[Website and app data records]
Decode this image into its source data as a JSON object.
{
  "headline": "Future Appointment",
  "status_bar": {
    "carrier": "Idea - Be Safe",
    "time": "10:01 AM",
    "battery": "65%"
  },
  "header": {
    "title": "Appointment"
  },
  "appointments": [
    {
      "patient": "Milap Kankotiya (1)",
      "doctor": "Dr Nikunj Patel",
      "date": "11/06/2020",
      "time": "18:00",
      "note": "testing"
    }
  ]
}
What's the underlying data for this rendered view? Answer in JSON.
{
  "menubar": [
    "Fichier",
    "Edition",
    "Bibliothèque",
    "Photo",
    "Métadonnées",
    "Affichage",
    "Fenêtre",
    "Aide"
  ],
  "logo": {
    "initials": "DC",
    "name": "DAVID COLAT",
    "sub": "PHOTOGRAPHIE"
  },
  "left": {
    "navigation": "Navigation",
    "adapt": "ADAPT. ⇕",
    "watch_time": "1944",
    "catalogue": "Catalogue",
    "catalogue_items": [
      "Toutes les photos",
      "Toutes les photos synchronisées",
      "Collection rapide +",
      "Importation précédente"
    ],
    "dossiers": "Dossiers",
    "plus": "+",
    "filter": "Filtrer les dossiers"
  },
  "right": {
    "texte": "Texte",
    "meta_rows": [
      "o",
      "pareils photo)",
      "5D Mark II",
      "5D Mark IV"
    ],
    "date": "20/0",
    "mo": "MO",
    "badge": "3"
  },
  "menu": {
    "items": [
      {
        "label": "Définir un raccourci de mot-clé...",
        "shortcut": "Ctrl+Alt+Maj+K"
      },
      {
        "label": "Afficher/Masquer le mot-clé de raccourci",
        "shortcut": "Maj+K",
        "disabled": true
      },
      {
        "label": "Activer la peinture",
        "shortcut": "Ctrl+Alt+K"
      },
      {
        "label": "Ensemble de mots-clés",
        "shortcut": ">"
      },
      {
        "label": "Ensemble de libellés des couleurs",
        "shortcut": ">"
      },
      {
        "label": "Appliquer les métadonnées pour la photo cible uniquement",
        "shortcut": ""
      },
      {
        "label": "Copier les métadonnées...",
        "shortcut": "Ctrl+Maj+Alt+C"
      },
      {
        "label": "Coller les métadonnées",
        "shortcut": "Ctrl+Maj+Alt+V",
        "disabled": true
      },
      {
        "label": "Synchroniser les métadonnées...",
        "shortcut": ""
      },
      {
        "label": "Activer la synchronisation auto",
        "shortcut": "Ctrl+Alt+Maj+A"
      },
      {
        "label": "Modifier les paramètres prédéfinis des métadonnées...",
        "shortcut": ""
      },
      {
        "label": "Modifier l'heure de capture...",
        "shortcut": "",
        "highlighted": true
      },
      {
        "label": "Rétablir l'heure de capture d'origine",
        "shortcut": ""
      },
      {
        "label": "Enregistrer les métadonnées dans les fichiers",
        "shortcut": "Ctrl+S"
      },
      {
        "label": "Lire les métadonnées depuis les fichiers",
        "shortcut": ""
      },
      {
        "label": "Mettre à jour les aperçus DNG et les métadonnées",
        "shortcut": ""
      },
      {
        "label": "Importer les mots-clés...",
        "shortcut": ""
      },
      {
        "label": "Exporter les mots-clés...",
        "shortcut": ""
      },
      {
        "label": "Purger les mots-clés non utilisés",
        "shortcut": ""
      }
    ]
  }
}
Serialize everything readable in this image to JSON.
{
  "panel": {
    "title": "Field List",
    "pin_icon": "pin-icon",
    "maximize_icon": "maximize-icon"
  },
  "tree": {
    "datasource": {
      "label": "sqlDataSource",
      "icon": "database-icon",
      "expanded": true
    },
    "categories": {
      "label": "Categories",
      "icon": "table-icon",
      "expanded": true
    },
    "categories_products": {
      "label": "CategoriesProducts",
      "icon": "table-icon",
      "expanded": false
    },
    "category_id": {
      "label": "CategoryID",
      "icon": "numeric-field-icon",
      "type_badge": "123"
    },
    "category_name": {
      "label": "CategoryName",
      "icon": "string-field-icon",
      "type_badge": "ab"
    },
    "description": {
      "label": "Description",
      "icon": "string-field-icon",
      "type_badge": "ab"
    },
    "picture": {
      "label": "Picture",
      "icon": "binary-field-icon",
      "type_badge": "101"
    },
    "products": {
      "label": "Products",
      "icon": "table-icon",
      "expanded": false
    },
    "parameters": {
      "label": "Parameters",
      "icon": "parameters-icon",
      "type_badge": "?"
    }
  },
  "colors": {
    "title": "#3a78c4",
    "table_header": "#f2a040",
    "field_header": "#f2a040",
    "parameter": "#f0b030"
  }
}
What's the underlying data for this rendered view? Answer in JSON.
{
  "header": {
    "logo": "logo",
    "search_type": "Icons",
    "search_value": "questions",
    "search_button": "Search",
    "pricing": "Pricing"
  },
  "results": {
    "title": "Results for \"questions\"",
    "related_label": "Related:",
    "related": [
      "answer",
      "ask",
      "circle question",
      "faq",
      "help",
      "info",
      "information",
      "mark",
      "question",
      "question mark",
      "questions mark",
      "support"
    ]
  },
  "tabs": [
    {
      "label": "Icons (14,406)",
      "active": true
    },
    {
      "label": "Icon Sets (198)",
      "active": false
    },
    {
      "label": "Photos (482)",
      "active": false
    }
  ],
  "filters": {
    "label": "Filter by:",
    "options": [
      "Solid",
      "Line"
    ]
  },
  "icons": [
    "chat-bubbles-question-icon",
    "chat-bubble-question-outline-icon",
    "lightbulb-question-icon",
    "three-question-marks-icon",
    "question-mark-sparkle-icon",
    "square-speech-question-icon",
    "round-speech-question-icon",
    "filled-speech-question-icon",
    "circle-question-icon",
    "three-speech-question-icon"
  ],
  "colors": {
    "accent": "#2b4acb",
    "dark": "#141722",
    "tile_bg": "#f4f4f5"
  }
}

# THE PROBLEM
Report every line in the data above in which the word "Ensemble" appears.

# ANSWER SECTION
        "label": "Ensemble de mots-clés",
        "label": "Ensemble de libellés des couleurs",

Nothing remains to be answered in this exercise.